=== Try it ===
Repeat the lines beginning at the one with "Output a JSON" and running to the end of the material, keeping the first and last of them, exactly as they appear.

--

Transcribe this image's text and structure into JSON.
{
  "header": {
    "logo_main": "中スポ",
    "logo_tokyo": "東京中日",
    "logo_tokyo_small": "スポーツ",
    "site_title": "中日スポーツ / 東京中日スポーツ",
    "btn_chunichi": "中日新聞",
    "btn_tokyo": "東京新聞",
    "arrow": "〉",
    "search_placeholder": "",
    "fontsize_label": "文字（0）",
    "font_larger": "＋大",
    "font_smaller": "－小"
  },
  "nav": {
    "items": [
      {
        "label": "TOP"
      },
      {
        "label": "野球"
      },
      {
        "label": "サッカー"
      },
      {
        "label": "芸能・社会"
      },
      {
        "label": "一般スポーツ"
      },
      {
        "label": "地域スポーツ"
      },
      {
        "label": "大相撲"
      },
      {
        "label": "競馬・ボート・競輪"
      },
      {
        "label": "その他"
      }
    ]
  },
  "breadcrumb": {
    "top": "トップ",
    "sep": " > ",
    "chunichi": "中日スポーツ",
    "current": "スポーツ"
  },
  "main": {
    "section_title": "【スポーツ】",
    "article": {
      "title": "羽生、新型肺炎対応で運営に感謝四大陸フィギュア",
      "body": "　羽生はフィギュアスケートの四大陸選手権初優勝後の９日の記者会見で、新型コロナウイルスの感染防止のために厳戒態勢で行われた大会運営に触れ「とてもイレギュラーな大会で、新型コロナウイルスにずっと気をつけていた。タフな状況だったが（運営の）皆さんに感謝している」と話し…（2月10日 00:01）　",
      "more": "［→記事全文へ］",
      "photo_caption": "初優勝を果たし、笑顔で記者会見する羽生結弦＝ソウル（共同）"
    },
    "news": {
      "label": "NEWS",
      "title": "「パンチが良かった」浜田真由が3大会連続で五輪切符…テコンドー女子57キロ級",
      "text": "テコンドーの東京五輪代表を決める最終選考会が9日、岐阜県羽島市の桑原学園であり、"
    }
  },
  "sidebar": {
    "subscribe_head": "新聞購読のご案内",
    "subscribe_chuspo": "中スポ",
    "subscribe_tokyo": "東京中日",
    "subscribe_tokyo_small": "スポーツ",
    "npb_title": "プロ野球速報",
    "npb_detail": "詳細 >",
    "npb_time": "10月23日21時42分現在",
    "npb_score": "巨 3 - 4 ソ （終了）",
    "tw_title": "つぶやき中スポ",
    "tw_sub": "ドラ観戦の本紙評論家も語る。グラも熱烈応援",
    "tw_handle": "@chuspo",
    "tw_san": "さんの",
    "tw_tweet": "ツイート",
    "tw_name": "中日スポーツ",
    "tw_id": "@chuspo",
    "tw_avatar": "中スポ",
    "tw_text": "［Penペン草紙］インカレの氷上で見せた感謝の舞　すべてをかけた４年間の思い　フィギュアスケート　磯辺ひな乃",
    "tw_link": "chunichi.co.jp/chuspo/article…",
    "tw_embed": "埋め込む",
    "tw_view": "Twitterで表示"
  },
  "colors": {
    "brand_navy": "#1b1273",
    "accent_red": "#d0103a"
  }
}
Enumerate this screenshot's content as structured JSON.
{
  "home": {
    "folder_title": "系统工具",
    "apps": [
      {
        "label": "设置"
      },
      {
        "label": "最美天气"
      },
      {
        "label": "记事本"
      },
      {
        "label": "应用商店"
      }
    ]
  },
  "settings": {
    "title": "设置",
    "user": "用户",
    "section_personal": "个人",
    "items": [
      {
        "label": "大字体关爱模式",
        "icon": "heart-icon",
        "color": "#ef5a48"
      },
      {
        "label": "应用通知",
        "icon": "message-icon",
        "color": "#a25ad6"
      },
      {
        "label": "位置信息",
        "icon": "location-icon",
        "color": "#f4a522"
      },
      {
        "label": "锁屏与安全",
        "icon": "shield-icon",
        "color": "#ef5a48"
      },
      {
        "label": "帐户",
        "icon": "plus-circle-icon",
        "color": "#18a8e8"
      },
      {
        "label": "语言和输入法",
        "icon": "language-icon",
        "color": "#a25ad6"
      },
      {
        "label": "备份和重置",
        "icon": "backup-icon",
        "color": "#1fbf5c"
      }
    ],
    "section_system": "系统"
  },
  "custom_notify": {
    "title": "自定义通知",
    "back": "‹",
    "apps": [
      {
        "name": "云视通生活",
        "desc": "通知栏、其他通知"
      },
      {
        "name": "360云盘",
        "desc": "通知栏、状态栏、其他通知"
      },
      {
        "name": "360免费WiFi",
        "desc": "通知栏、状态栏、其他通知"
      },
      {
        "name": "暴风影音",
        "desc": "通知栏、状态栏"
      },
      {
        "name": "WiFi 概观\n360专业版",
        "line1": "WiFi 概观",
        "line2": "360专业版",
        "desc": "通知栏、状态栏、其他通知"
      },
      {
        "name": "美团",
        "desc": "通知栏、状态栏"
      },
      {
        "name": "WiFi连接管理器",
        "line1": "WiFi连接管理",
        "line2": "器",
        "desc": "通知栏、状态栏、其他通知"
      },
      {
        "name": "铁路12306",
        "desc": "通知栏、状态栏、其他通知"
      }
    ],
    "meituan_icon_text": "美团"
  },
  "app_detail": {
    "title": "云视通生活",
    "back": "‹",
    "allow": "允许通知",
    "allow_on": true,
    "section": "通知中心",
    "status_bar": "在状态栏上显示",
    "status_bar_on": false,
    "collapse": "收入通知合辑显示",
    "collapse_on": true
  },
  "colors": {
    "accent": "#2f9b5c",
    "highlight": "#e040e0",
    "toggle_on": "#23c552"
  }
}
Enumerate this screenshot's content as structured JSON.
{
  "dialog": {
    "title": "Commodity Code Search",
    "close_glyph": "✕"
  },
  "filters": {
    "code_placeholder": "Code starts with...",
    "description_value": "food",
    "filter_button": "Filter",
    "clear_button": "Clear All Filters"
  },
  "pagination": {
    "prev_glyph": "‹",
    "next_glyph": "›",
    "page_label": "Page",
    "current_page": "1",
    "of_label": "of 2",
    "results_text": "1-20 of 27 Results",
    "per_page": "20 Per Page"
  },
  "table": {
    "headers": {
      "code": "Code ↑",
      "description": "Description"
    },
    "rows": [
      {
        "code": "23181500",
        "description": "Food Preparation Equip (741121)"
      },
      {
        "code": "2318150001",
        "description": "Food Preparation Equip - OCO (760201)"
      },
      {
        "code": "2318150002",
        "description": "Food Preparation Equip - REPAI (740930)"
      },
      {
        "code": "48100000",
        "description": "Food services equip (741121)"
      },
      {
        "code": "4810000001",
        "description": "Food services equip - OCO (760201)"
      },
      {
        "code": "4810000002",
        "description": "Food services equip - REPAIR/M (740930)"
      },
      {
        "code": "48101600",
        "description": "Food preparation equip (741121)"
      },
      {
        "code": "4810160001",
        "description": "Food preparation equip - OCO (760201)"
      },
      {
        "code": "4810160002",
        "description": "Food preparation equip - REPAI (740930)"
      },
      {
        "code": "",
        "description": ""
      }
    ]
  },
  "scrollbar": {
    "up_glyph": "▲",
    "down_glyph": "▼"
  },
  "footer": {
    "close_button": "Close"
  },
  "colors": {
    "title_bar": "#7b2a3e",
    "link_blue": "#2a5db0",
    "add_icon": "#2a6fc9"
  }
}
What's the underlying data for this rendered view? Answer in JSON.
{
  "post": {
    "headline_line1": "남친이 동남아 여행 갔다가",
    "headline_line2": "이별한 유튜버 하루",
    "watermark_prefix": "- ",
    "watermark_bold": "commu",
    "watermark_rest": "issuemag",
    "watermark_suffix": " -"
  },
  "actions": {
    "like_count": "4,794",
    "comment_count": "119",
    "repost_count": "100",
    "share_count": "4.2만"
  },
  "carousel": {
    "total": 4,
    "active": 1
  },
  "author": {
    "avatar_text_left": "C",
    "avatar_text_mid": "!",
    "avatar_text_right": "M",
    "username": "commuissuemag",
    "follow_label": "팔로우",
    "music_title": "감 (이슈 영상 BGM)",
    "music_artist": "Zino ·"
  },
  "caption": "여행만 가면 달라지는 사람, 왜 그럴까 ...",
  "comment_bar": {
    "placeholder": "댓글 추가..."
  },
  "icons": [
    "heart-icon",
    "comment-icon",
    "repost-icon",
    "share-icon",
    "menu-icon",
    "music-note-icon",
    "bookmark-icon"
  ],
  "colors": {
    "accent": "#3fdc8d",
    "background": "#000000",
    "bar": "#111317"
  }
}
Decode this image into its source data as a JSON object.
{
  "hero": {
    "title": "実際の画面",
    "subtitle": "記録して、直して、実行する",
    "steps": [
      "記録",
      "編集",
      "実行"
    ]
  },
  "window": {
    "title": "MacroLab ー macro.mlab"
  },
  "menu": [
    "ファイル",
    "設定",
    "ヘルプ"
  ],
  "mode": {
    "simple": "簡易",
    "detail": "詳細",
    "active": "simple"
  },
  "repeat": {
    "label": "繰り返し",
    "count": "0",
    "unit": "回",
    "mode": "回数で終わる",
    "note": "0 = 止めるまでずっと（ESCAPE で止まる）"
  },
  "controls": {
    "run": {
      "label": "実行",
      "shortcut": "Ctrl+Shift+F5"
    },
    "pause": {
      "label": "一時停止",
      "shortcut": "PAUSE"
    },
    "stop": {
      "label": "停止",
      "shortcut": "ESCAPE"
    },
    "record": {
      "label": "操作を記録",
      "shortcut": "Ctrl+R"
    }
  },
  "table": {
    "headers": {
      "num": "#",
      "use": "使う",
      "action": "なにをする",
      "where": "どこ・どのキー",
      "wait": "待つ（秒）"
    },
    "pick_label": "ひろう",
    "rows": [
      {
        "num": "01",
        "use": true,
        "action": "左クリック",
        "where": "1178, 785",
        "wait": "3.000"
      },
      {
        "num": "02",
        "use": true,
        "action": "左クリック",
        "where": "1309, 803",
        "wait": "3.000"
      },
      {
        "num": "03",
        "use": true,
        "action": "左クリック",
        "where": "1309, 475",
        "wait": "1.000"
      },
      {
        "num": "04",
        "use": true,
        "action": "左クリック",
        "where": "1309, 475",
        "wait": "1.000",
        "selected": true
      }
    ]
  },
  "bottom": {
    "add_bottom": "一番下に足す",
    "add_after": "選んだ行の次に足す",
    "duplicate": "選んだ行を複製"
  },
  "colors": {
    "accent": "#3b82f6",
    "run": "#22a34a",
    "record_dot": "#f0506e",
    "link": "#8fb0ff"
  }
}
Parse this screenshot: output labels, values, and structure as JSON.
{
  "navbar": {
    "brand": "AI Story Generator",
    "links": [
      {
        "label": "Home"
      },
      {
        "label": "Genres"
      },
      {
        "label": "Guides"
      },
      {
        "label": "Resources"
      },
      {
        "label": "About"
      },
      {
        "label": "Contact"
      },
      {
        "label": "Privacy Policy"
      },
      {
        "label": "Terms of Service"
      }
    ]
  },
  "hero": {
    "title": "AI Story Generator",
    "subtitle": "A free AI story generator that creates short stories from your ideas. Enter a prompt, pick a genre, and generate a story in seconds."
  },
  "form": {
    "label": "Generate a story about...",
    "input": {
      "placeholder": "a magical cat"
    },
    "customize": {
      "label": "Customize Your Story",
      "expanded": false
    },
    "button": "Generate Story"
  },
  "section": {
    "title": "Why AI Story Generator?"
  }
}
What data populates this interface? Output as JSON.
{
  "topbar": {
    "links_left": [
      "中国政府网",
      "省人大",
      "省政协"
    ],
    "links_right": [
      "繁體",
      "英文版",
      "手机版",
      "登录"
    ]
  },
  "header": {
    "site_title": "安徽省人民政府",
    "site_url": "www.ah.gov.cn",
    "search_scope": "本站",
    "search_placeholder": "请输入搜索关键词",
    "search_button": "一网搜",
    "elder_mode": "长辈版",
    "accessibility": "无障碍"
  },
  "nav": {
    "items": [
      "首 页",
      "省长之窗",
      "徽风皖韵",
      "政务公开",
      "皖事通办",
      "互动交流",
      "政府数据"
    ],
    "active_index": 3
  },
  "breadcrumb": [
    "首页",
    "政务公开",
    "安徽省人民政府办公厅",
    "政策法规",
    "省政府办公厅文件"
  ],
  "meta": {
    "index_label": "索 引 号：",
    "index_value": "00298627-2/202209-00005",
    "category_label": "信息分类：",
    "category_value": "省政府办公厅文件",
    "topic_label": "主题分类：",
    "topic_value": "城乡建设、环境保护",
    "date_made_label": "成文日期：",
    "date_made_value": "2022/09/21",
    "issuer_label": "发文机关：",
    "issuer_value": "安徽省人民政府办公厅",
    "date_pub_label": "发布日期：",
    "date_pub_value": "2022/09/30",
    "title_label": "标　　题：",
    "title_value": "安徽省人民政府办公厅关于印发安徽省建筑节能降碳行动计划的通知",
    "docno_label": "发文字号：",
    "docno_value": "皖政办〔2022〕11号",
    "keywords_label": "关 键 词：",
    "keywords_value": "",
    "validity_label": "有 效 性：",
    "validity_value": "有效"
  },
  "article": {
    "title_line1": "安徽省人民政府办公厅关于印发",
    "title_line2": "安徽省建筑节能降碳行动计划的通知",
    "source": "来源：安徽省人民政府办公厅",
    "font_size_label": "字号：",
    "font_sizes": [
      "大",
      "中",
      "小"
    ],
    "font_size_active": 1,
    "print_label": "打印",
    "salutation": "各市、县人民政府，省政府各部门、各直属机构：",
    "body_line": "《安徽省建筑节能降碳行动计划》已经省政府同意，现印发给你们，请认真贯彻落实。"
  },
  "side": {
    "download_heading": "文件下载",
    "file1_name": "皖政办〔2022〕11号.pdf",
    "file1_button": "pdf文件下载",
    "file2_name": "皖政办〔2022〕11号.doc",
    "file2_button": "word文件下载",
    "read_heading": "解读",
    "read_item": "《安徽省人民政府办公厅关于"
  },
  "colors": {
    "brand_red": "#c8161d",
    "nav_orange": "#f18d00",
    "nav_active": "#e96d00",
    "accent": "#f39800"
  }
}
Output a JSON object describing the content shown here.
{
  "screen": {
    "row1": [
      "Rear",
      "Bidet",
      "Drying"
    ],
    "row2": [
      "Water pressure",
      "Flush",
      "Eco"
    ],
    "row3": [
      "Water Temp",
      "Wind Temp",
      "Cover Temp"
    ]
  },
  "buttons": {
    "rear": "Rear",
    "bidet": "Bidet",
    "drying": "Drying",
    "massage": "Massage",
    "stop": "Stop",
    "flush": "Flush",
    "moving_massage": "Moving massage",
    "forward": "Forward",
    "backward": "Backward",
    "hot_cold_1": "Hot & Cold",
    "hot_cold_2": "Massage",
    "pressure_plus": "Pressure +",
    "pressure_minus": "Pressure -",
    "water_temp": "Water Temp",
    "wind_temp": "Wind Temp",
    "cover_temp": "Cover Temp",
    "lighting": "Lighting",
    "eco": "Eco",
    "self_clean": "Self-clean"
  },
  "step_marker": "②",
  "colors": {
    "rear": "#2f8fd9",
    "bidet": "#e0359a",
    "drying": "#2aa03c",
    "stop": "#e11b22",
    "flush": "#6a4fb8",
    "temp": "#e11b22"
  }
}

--

=== Solution to this exercise ===
Output a JSON object describing the content shown here.
{
  "screen": {
    "row1": [
      "Rear",
      "Bidet",
      "Drying"
    ],
    "row2": [
      "Water pressure",
      "Flush",
      "Eco"
    ],
    "row3": [
      "Water Temp",
      "Wind Temp",
      "Cover Temp"
    ]
  },
  "buttons": {
    "rear": "Rear",
    "bidet": "Bidet",
    "drying": "Drying",
    "massage": "Massage",
    "stop": "Stop",
    "flush": "Flush",
    "moving_massage": "Moving massage",
    "forward": "Forward",
    "backward": "Backward",
    "hot_cold_1": "Hot & Cold",
    "hot_cold_2": "Massage",
    "pressure_plus": "Pressure +",
    "pressure_minus": "Pressure -",
    "water_temp": "Water Temp",
    "wind_temp": "Wind Temp",
    "cover_temp": "Cover Temp",
    "lighting": "Lighting",
    "eco": "Eco",
    "self_clean": "Self-clean"
  },
  "step_marker": "②",
  "colors": {
    "rear": "#2f8fd9",
    "bidet": "#e0359a",
    "drying": "#2aa03c",
    "stop": "#e11b22",
    "flush": "#6a4fb8",
    "temp": "#e11b22"
  }
}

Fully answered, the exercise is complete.